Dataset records
****************************************

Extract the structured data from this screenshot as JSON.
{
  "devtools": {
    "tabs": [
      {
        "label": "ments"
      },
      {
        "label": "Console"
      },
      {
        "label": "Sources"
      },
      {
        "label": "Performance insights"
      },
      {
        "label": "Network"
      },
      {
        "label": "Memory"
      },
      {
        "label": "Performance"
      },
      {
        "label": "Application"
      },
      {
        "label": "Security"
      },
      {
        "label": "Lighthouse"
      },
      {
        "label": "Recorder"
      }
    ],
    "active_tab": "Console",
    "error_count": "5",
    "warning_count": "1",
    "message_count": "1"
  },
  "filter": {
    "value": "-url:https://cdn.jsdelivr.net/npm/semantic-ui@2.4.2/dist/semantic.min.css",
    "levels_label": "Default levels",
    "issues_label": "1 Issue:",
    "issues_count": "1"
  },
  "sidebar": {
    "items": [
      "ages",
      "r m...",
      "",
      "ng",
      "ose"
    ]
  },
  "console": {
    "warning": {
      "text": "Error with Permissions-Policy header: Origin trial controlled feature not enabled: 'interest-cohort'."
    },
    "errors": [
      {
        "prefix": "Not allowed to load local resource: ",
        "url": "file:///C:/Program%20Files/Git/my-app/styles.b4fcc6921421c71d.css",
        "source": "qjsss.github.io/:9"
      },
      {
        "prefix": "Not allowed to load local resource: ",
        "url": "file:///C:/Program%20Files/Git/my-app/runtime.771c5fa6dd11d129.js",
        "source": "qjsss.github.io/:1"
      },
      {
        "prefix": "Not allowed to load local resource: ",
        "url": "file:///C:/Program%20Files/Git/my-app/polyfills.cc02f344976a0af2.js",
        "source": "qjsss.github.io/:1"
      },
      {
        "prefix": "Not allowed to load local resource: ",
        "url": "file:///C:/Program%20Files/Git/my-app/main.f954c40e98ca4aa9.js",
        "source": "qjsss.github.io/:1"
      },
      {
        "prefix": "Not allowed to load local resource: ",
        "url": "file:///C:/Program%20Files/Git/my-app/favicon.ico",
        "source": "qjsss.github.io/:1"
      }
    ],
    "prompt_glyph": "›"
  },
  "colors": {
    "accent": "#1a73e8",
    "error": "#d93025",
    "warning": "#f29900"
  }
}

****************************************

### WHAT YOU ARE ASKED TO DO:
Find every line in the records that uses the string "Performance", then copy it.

### SOLVED PROBLEM:
        "label": "Performance insights"
        "label": "Performance"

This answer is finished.